BEGIN

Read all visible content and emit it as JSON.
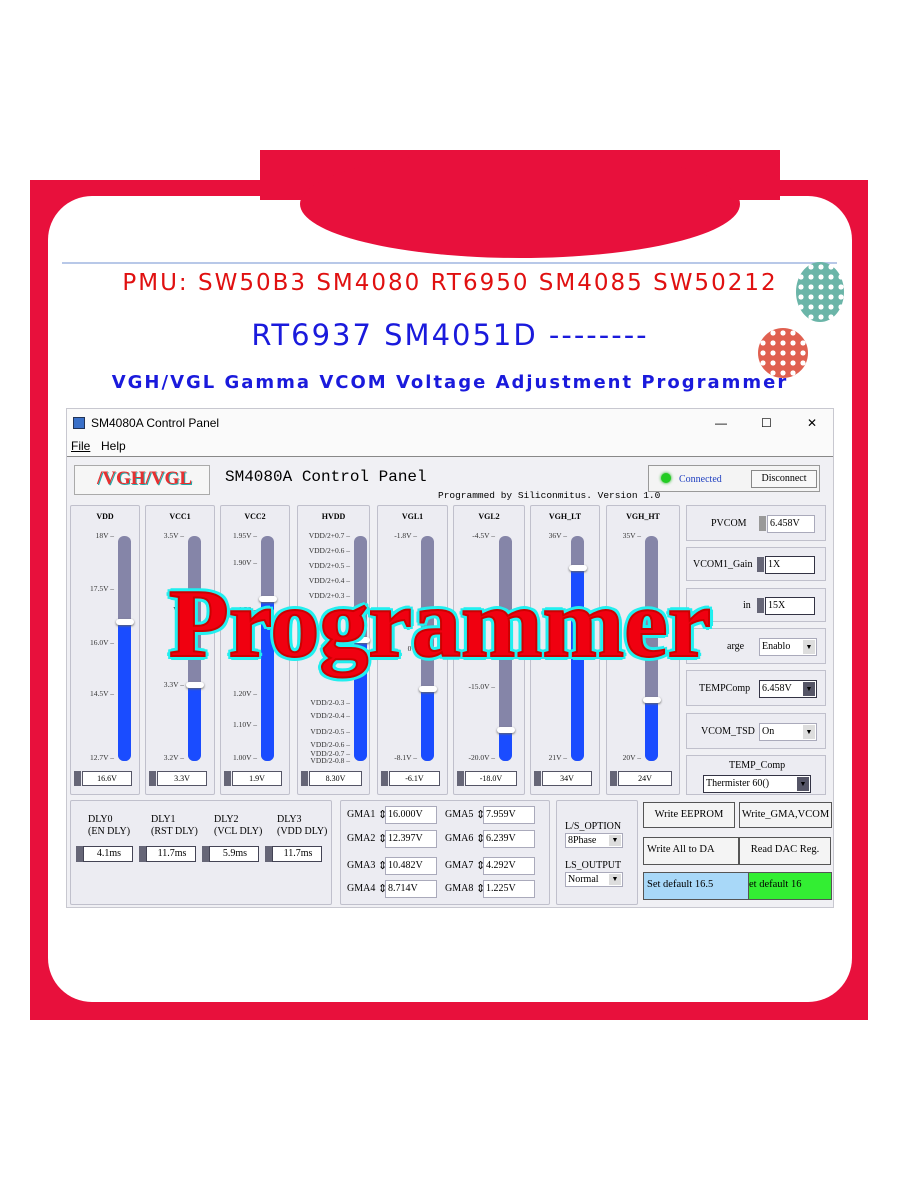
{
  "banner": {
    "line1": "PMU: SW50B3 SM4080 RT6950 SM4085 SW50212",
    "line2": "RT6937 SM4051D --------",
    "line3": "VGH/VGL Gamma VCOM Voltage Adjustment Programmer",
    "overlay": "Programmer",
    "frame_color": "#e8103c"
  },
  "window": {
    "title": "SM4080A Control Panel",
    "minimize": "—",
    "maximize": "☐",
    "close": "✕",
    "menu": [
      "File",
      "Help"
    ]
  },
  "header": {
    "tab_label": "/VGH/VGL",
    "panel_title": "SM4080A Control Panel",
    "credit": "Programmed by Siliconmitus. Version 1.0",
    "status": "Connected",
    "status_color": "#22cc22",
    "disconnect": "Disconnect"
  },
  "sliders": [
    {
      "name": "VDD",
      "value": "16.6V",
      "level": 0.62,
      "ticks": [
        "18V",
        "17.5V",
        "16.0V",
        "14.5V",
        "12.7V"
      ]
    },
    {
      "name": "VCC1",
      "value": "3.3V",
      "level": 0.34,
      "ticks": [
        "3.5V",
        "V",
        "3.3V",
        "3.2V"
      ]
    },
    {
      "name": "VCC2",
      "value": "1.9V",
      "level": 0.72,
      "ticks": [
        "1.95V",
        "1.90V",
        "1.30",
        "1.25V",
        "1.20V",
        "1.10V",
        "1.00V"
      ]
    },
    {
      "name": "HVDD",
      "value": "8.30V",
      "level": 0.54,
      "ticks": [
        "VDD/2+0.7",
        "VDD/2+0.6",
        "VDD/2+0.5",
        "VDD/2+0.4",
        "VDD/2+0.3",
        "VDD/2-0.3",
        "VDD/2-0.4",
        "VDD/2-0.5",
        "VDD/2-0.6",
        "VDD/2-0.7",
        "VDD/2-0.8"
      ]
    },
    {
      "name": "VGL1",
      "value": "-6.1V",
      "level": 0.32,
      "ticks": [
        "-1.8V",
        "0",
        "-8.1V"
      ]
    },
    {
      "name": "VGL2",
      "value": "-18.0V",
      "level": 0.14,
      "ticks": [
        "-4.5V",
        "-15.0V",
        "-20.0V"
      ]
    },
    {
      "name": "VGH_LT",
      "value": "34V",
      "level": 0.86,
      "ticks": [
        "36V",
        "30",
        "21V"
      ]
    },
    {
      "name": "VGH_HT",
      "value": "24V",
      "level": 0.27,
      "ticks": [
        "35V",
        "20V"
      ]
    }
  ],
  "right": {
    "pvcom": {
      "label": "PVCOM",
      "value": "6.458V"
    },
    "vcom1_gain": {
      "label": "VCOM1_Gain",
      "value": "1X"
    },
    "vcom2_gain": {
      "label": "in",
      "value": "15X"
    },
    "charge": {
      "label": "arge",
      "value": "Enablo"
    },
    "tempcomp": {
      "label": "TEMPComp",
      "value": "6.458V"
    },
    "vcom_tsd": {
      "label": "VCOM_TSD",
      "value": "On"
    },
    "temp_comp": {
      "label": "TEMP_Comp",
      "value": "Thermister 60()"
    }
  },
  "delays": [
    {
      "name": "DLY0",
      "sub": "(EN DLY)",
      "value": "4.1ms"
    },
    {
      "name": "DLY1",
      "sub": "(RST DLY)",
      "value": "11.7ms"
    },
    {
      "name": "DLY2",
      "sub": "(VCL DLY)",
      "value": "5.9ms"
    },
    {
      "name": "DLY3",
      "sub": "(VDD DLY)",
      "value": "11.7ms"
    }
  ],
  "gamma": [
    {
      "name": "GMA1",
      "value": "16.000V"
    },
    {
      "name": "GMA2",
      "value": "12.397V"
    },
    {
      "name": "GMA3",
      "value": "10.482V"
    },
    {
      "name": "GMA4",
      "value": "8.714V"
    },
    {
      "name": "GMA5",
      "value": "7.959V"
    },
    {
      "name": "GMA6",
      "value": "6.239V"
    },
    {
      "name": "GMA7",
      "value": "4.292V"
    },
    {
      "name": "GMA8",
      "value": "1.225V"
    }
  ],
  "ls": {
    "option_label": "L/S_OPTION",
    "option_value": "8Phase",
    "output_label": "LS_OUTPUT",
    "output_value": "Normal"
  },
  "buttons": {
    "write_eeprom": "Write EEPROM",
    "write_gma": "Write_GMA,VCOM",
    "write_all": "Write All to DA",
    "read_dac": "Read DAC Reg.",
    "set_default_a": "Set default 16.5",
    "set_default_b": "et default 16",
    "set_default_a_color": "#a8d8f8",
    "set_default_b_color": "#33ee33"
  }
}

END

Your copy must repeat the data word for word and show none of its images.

--- ANSWER TO THE PROBLEM ---
Read all visible content and emit it as JSON.
{
  "banner": {
    "line1": "PMU: SW50B3 SM4080 RT6950 SM4085 SW50212",
    "line2": "RT6937 SM4051D --------",
    "line3": "VGH/VGL Gamma VCOM Voltage Adjustment Programmer",
    "overlay": "Programmer",
    "frame_color": "#e8103c"
  },
  "window": {
    "title": "SM4080A Control Panel",
    "minimize": "—",
    "maximize": "☐",
    "close": "✕",
    "menu": [
      "File",
      "Help"
    ]
  },
  "header": {
    "tab_label": "/VGH/VGL",
    "panel_title": "SM4080A Control Panel",
    "credit": "Programmed by Siliconmitus. Version 1.0",
    "status": "Connected",
    "status_color": "#22cc22",
    "disconnect": "Disconnect"
  },
  "sliders": [
    {
      "name": "VDD",
      "value": "16.6V",
      "level": 0.62,
      "ticks": [
        "18V",
        "17.5V",
        "16.0V",
        "14.5V",
        "12.7V"
      ]
    },
    {
      "name": "VCC1",
      "value": "3.3V",
      "level": 0.34,
      "ticks": [
        "3.5V",
        "V",
        "3.3V",
        "3.2V"
      ]
    },
    {
      "name": "VCC2",
      "value": "1.9V",
      "level": 0.72,
      "ticks": [
        "1.95V",
        "1.90V",
        "1.30",
        "1.25V",
        "1.20V",
        "1.10V",
        "1.00V"
      ]
    },
    {
      "name": "HVDD",
      "value": "8.30V",
      "level": 0.54,
      "ticks": [
        "VDD/2+0.7",
        "VDD/2+0.6",
        "VDD/2+0.5",
        "VDD/2+0.4",
        "VDD/2+0.3",
        "VDD/2-0.3",
        "VDD/2-0.4",
        "VDD/2-0.5",
        "VDD/2-0.6",
        "VDD/2-0.7",
        "VDD/2-0.8"
      ]
    },
    {
      "name": "VGL1",
      "value": "-6.1V",
      "level": 0.32,
      "ticks": [
        "-1.8V",
        "0",
        "-8.1V"
      ]
    },
    {
      "name": "VGL2",
      "value": "-18.0V",
      "level": 0.14,
      "ticks": [
        "-4.5V",
        "-15.0V",
        "-20.0V"
      ]
    },
    {
      "name": "VGH_LT",
      "value": "34V",
      "level": 0.86,
      "ticks": [
        "36V",
        "30",
        "21V"
      ]
    },
    {
      "name": "VGH_HT",
      "value": "24V",
      "level": 0.27,
      "ticks": [
        "35V",
        "20V"
      ]
    }
  ],
  "right": {
    "pvcom": {
      "label": "PVCOM",
      "value": "6.458V"
    },
    "vcom1_gain": {
      "label": "VCOM1_Gain",
      "value": "1X"
    },
    "vcom2_gain": {
      "label": "in",
      "value": "15X"
    },
    "charge": {
      "label": "arge",
      "value": "Enablo"
    },
    "tempcomp": {
      "label": "TEMPComp",
      "value": "6.458V"
    },
    "vcom_tsd": {
      "label": "VCOM_TSD",
      "value": "On"
    },
    "temp_comp": {
      "label": "TEMP_Comp",
      "value": "Thermister 60()"
    }
  },
  "delays": [
    {
      "name": "DLY0",
      "sub": "(EN DLY)",
      "value": "4.1ms"
    },
    {
      "name": "DLY1",
      "sub": "(RST DLY)",
      "value": "11.7ms"
    },
    {
      "name": "DLY2",
      "sub": "(VCL DLY)",
      "value": "5.9ms"
    },
    {
      "name": "DLY3",
      "sub": "(VDD DLY)",
      "value": "11.7ms"
    }
  ],
  "gamma": [
    {
      "name": "GMA1",
      "value": "16.000V"
    },
    {
      "name": "GMA2",
      "value": "12.397V"
    },
    {
      "name": "GMA3",
      "value": "10.482V"
    },
    {
      "name": "GMA4",
      "value": "8.714V"
    },
    {
      "name": "GMA5",
      "value": "7.959V"
    },
    {
      "name": "GMA6",
      "value": "6.239V"
    },
    {
      "name": "GMA7",
      "value": "4.292V"
    },
    {
      "name": "GMA8",
      "value": "1.225V"
    }
  ],
  "ls": {
    "option_label": "L/S_OPTION",
    "option_value": "8Phase",
    "output_label": "LS_OUTPUT",
    "output_value": "Normal"
  },
  "buttons": {
    "write_eeprom": "Write EEPROM",
    "write_gma": "Write_GMA,VCOM",
    "write_all": "Write All to DA",
    "read_dac": "Read DAC Reg.",
    "set_default_a": "Set default 16.5",
    "set_default_b": "et default 16",
    "set_default_a_color": "#a8d8f8",
    "set_default_b_color": "#33ee33"
  }
}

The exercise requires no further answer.